Assignment:
The string "保持简洁" may appear in lines of the listing. Report each line where it does.

======

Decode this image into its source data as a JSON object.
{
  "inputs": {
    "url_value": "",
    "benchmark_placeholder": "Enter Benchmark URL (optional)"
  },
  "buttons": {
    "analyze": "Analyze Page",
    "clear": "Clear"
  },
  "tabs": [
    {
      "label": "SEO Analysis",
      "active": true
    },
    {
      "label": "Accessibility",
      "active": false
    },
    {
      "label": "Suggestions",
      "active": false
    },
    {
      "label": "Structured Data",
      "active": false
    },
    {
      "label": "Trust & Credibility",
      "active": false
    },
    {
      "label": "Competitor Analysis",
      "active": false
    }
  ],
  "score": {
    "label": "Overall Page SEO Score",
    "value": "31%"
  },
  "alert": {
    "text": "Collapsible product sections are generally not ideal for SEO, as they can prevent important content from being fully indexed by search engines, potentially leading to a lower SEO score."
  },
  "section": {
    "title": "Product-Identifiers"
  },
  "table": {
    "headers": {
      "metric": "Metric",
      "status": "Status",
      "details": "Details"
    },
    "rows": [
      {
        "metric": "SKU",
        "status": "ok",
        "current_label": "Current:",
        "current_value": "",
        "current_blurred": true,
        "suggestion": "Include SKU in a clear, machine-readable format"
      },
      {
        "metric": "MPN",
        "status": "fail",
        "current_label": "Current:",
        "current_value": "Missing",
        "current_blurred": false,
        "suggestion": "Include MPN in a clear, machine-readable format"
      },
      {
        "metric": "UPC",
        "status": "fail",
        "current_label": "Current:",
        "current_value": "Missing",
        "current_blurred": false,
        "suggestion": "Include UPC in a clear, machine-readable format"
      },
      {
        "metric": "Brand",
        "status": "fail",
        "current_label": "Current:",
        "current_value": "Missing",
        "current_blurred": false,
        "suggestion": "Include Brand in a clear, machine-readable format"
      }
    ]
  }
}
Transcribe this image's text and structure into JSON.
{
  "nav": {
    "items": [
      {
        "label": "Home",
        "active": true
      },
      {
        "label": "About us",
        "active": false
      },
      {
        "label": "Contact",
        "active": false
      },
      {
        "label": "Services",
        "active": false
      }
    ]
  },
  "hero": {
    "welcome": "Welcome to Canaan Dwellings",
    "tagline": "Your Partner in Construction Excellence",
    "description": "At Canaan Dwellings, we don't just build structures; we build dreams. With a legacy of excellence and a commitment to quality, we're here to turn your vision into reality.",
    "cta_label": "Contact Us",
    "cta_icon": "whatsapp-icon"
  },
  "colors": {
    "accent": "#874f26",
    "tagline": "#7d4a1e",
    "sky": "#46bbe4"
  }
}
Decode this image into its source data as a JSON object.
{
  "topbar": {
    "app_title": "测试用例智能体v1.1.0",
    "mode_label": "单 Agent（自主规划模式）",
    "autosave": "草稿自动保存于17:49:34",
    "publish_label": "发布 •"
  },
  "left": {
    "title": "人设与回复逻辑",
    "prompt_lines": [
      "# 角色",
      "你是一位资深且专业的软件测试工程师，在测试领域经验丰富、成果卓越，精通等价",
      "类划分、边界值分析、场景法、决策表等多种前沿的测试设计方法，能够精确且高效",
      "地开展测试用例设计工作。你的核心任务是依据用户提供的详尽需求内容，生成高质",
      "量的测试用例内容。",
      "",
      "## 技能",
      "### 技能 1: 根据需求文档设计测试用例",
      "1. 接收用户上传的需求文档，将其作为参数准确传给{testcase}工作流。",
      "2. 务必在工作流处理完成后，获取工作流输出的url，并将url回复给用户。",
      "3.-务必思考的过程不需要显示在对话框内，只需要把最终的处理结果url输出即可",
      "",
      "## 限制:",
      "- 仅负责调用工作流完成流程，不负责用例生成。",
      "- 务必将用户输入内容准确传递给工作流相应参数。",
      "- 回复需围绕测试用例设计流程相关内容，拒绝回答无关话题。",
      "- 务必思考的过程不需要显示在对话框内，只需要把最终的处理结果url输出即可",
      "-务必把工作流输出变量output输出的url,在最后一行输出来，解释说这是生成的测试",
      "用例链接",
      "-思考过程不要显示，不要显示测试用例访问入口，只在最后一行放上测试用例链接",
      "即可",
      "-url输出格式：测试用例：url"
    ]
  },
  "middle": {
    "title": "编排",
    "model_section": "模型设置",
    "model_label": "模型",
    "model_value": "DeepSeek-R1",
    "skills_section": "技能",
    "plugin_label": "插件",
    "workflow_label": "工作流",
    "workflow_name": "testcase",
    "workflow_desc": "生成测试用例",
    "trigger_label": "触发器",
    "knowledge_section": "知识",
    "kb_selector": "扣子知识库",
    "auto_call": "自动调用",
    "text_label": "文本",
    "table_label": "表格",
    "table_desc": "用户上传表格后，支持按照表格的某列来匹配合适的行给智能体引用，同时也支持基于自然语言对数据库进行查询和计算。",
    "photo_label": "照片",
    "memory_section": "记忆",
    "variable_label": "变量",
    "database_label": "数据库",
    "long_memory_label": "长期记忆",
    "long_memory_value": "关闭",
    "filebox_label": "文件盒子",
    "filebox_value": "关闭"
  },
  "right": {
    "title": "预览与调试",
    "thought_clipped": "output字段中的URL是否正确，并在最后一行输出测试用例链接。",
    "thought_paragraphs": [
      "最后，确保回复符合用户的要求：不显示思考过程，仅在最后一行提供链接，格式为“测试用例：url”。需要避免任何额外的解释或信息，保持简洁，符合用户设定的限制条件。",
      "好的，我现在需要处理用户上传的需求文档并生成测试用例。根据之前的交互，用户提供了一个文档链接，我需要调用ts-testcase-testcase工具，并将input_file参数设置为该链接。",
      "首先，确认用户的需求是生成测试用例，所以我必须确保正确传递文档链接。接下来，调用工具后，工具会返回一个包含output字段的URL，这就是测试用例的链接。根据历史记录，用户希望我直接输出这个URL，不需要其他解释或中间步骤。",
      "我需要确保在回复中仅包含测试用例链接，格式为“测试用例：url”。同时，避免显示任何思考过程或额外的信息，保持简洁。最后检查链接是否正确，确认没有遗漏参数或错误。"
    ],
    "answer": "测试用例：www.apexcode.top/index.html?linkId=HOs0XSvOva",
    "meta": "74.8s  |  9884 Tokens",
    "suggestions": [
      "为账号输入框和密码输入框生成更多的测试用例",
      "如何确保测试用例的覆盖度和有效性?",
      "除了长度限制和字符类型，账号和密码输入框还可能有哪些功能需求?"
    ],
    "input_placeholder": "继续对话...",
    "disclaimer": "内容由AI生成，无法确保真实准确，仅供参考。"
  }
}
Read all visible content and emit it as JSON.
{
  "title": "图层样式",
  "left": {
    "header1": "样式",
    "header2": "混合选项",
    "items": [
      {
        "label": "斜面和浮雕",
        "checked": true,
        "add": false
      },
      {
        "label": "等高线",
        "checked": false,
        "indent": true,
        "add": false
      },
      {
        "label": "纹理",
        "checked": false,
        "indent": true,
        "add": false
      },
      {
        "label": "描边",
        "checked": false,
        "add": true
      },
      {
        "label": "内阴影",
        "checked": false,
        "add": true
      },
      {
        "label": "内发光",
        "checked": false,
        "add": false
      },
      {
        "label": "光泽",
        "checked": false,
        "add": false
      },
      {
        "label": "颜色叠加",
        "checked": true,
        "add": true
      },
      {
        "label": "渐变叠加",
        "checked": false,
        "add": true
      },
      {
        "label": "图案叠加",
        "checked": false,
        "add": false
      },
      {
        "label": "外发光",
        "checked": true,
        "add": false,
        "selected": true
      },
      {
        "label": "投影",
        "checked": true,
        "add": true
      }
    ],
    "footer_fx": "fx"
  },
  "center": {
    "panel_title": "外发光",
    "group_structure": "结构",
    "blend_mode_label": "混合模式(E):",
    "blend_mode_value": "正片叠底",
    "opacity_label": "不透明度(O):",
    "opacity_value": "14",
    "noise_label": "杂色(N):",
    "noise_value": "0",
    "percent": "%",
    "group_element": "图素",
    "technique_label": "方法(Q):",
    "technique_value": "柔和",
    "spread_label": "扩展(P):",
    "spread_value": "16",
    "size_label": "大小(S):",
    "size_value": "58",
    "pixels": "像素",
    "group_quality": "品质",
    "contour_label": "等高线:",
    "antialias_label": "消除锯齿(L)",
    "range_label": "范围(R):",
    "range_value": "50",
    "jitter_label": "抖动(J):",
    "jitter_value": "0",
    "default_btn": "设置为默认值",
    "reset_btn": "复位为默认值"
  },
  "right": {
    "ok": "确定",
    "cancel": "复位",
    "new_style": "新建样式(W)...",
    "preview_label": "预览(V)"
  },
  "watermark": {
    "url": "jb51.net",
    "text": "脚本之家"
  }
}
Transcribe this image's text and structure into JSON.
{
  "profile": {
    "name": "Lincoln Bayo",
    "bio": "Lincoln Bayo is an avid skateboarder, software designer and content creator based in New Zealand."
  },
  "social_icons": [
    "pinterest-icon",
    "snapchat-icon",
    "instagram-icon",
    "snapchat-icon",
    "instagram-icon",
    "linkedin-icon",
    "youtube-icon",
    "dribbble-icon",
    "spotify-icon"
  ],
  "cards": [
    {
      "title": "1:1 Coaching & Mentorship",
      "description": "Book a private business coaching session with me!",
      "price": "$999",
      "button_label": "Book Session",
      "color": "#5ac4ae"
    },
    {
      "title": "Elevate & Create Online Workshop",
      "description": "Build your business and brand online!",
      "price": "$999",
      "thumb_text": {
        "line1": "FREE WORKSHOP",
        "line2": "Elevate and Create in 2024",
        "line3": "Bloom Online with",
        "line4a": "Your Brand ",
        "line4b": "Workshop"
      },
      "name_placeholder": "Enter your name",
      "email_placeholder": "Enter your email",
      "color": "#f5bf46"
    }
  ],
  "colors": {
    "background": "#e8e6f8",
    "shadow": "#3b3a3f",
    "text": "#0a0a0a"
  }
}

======

Task response:
      "最后，确保回复符合用户的要求：不显示思考过程，仅在最后一行提供链接，格式为“测试用例：url”。需要避免任何额外的解释或信息，保持简洁，符合用户设定的限制条件。",
      "我需要确保在回复中仅包含测试用例链接，格式为“测试用例：url”。同时，避免显示任何思考过程或额外的信息，保持简洁。最后检查链接是否正确，确认没有遗漏参数或错误。"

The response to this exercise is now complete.